DATA PROVIDED:
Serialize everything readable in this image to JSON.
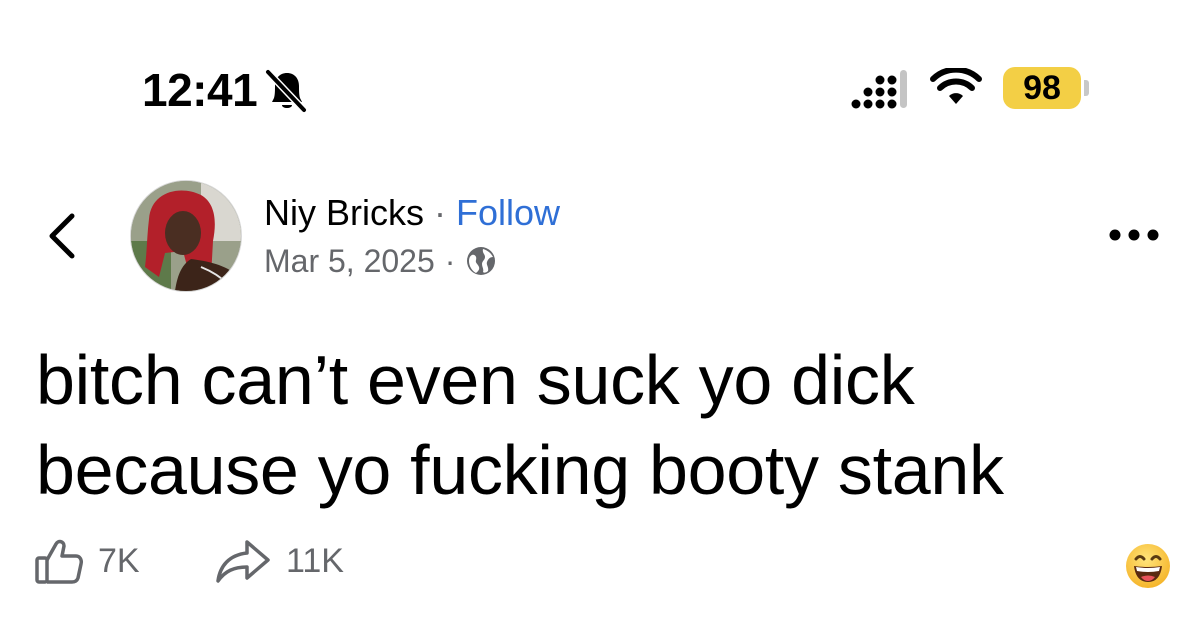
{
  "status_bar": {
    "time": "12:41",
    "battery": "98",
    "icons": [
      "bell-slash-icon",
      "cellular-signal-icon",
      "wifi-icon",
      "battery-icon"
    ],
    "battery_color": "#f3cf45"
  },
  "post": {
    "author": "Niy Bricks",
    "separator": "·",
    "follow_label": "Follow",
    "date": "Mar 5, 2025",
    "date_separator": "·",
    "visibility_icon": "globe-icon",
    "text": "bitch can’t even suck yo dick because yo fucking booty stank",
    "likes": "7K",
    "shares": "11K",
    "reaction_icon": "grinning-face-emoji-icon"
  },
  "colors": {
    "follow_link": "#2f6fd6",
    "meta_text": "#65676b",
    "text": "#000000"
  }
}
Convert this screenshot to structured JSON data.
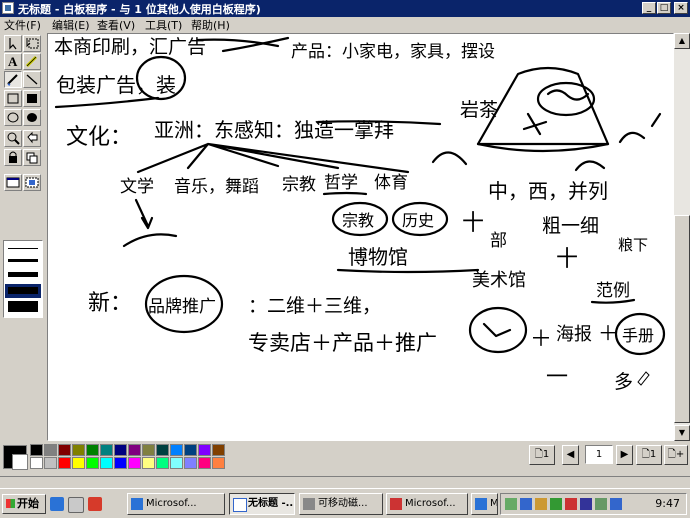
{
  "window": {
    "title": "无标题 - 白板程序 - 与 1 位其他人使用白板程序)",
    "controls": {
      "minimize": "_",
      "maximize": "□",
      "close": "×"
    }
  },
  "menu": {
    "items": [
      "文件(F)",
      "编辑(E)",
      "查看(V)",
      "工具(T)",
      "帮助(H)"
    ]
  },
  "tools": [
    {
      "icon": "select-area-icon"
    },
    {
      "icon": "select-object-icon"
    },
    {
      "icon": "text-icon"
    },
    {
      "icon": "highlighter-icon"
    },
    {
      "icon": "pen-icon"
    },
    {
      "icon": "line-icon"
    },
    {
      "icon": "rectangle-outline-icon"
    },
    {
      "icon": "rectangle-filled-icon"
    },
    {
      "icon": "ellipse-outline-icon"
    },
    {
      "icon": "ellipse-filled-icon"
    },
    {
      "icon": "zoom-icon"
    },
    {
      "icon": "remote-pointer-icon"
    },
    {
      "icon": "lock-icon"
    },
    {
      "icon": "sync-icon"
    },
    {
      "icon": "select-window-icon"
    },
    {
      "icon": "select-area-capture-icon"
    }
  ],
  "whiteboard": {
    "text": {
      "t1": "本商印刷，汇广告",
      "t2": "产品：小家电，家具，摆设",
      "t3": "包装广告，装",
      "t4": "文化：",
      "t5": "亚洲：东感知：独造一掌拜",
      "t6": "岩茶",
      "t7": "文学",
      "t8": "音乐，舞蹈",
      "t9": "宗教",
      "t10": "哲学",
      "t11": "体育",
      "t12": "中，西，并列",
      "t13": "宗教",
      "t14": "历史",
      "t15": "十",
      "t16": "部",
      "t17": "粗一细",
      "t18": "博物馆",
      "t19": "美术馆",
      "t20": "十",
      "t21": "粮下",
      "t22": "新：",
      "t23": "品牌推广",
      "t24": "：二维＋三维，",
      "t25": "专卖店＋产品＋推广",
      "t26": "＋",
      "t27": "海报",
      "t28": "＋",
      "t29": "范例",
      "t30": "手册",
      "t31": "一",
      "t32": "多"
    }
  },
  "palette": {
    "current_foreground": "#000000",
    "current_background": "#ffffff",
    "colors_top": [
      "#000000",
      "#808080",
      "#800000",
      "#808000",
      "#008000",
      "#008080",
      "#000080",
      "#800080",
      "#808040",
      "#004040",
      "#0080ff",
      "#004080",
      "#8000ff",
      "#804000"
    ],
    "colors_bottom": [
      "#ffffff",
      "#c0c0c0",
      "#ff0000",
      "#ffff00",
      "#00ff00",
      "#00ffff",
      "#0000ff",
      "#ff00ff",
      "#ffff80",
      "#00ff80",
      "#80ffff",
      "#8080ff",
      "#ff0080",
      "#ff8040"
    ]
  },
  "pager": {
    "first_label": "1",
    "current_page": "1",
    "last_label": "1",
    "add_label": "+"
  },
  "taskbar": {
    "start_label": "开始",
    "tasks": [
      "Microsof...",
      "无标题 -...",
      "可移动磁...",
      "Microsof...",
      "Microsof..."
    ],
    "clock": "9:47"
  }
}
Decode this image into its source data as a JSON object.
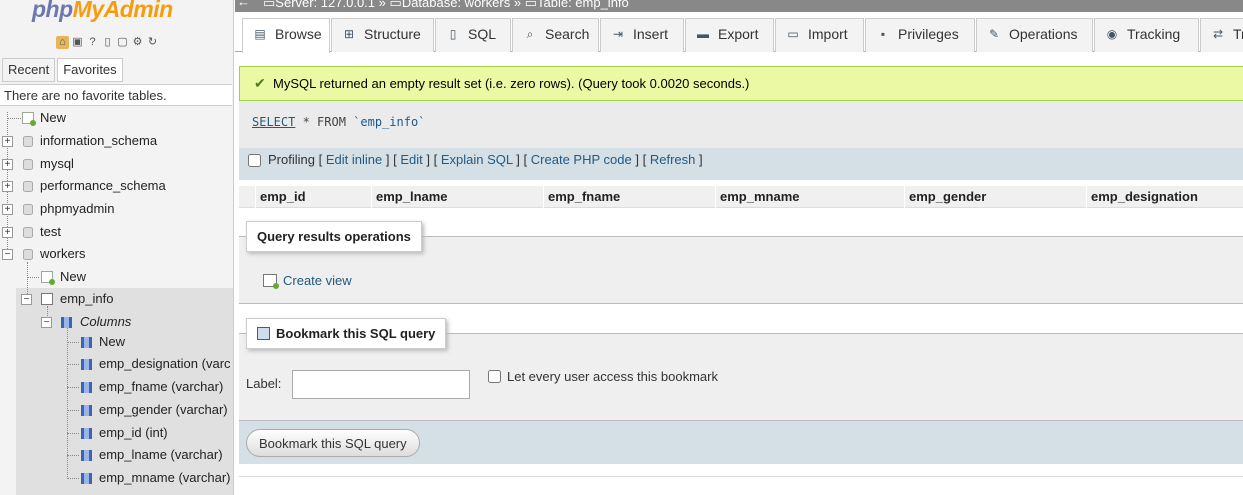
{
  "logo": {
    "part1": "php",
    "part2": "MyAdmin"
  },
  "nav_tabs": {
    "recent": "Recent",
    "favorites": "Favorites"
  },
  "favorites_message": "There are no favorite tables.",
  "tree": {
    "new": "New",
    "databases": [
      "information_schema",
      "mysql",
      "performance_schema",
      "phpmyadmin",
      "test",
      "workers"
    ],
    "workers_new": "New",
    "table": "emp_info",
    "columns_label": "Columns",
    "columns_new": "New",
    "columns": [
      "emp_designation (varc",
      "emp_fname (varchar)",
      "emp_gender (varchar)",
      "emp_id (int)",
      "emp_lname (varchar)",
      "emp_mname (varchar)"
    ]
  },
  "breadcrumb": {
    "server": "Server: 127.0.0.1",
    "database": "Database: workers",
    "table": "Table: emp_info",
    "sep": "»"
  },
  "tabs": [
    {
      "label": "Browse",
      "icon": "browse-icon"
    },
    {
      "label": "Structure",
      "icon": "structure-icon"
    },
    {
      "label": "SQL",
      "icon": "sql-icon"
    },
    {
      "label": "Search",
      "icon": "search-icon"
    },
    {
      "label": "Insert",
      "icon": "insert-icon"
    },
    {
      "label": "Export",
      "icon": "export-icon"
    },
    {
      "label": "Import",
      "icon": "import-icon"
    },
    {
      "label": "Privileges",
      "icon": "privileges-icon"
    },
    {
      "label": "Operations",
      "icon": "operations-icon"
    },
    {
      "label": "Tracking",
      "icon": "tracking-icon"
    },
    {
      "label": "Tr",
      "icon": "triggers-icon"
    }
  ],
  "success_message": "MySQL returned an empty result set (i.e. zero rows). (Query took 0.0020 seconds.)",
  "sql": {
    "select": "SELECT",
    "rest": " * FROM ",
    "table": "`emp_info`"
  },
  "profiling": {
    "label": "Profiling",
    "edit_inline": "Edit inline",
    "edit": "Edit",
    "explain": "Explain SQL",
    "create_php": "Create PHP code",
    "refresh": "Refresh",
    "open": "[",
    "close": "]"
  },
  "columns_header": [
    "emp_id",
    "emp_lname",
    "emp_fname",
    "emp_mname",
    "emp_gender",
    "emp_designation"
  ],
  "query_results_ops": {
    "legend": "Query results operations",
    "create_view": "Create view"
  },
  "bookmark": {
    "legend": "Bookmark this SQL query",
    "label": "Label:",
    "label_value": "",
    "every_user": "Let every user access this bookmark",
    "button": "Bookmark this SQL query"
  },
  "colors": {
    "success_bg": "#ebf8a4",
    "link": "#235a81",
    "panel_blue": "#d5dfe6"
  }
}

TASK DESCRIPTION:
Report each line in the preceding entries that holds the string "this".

YOUR RESPONSE:
Serialize everything readable in this image to JSON.
Convert this screenshot to structured JSON data.
Decode this image into its source data as a JSON object.
    "legend": "Bookmark this SQL query",
    "every_user": "Let every user access this bookmark",
    "button": "Bookmark this SQL query"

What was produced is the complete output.